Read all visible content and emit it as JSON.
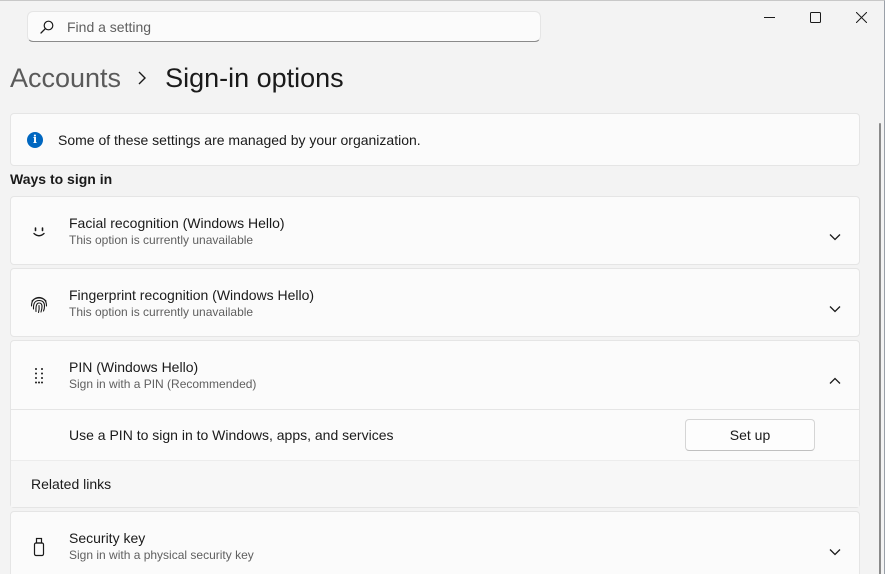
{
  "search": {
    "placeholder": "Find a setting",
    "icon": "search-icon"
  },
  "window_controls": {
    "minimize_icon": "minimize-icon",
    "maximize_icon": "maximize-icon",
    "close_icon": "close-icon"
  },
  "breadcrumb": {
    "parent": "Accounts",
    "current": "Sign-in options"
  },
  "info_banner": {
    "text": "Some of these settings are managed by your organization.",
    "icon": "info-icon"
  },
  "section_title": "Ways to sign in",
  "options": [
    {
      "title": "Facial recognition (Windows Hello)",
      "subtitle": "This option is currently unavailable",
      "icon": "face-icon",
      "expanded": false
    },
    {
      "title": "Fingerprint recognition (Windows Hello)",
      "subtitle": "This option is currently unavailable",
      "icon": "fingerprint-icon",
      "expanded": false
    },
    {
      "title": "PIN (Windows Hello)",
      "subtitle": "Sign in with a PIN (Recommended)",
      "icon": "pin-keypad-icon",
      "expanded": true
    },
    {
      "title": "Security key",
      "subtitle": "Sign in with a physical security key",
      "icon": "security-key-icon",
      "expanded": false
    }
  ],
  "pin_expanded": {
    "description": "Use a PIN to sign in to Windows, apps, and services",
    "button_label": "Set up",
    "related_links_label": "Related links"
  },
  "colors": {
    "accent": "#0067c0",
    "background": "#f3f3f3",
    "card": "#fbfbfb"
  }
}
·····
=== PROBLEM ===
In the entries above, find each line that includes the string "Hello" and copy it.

=== TASK OUTPUT ===
      "title": "Facial recognition (Windows Hello)",
      "title": "Fingerprint recognition (Windows Hello)",
      "title": "PIN (Windows Hello)",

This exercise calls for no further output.